On the off chance that he is, I can’t leave the room. I pad back to the bed and stand in front of him. “Hardin?” I say quietly and try to remove his hands from his face. He resists, but I pull harder. “Look at me,” I beg.

The breath is knocked out of me when he does. His eyes are bloodshot and his cheeks are soaked with tears. I try to take his hands in mine, but he jerks away. “Just go, Tessa,” he says.

I’ve heard him say that too many times. “No,” I say and kneel down between his opened legs.

He wipes his eyes with the back of his hands. “This was a bad idea. I’m going to tell my mum in the morning.”

“You don’t have to.” I’ve seen him let out a few tears before, but never full-on, body-shaking, tears-streaming-down-his-face crying.

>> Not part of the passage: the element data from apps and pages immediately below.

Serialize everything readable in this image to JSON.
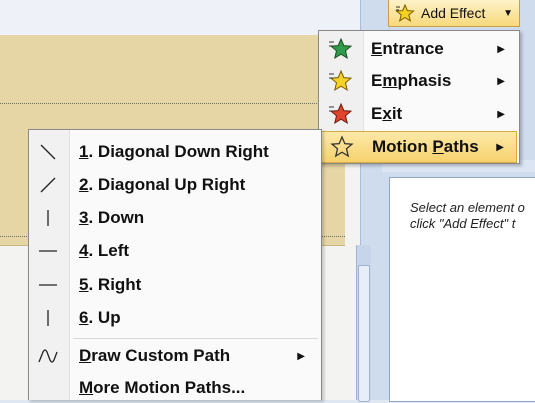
{
  "add_effect": {
    "label": "Add Effect",
    "icon": "star-icon"
  },
  "effects_menu": {
    "items": [
      {
        "name": "entrance",
        "accel": "E",
        "rest": "ntrance",
        "icon": "green-star-icon",
        "has_submenu": true
      },
      {
        "name": "emphasis",
        "accel": "m",
        "pre": "E",
        "rest": "phasis",
        "icon": "yellow-star-icon",
        "has_submenu": true
      },
      {
        "name": "exit",
        "pre": "E",
        "accel": "x",
        "rest": "it",
        "icon": "red-star-icon",
        "has_submenu": true
      },
      {
        "name": "motion-paths",
        "pre": "Motion ",
        "accel": "P",
        "rest": "aths",
        "icon": "outline-star-icon",
        "has_submenu": true,
        "selected": true
      }
    ]
  },
  "motion_menu": {
    "items": [
      {
        "num": "1",
        "text": ". Diagonal Down Right",
        "icon": "diagonal-down-right-icon"
      },
      {
        "num": "2",
        "text": ". Diagonal Up Right",
        "icon": "diagonal-up-right-icon"
      },
      {
        "num": "3",
        "text": ". Down",
        "icon": "down-line-icon"
      },
      {
        "num": "4",
        "text": ". Left",
        "icon": "left-line-icon"
      },
      {
        "num": "5",
        "text": ". Right",
        "icon": "right-line-icon"
      },
      {
        "num": "6",
        "text": ". Up",
        "icon": "up-line-icon"
      }
    ],
    "draw_custom": {
      "accel": "D",
      "rest": "raw Custom Path",
      "icon": "custom-path-icon"
    },
    "more": {
      "accel": "M",
      "rest": "ore Motion Paths..."
    }
  },
  "pane": {
    "hint_line1": "Select an element o",
    "hint_line2": "click \"Add Effect\" t"
  },
  "colors": {
    "slide_tan": "#e6d6a5",
    "menu_highlight": "#f7d26d"
  }
}
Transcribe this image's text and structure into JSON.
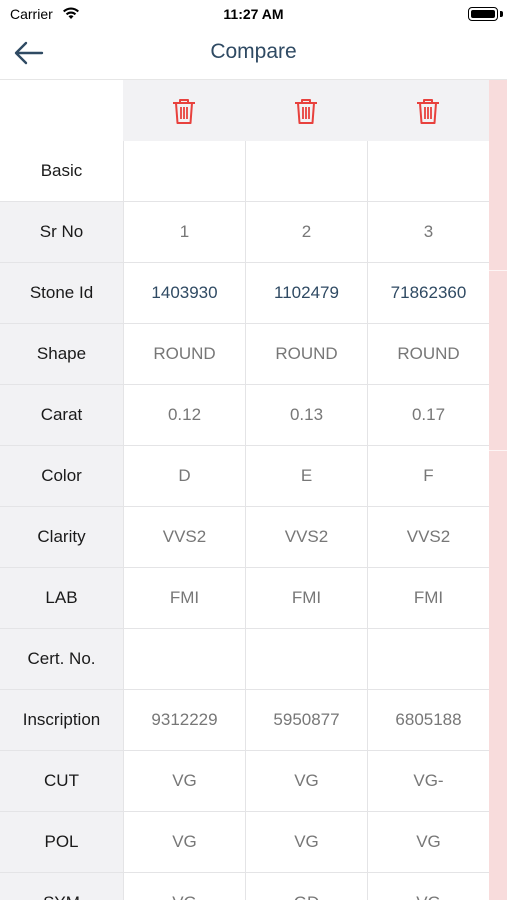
{
  "status": {
    "carrier": "Carrier",
    "time": "11:27 AM"
  },
  "nav": {
    "title": "Compare"
  },
  "colors": {
    "accent": "#2f4a63",
    "trash": "#e8413d",
    "label_bg": "#f2f2f4",
    "strip": "#f8dcdc"
  },
  "section": {
    "basic": "Basic"
  },
  "rows": [
    {
      "label": "Sr No",
      "values": [
        "1",
        "2",
        "3"
      ]
    },
    {
      "label": "Stone Id",
      "values": [
        "1403930",
        "1102479",
        "71862360"
      ]
    },
    {
      "label": "Shape",
      "values": [
        "ROUND",
        "ROUND",
        "ROUND"
      ]
    },
    {
      "label": "Carat",
      "values": [
        "0.12",
        "0.13",
        "0.17"
      ]
    },
    {
      "label": "Color",
      "values": [
        "D",
        "E",
        "F"
      ]
    },
    {
      "label": "Clarity",
      "values": [
        "VVS2",
        "VVS2",
        "VVS2"
      ]
    },
    {
      "label": "LAB",
      "values": [
        "FMI",
        "FMI",
        "FMI"
      ]
    },
    {
      "label": "Cert. No.",
      "values": [
        "",
        "",
        ""
      ]
    },
    {
      "label": "Inscription",
      "values": [
        "9312229",
        "5950877",
        "6805188"
      ]
    },
    {
      "label": "CUT",
      "values": [
        "VG",
        "VG",
        "VG-"
      ]
    },
    {
      "label": "POL",
      "values": [
        "VG",
        "VG",
        "VG"
      ]
    },
    {
      "label": "SYM",
      "values": [
        "VG",
        "GD",
        "VG"
      ]
    }
  ]
}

“Yeah, I do. This is torture for me to have you so close but so far. It’s the worst possible punishment. Not that I don’t deserve it, because I know I do, but it’s too much,” he sobs. “Even for me.” He draws in a deep, desperate breath. “When you agreed to stay . . . I thought that maybe . . . maybe you still cared for me the way I do for you. But I see it, Tess, I see the way you look at me now. I see the pain I’ve caused. I see the change in you because of me. I know that I did this, but it still kills me to have you slip through my fingers.” The tears come much faster now, falling against his black T-shirt.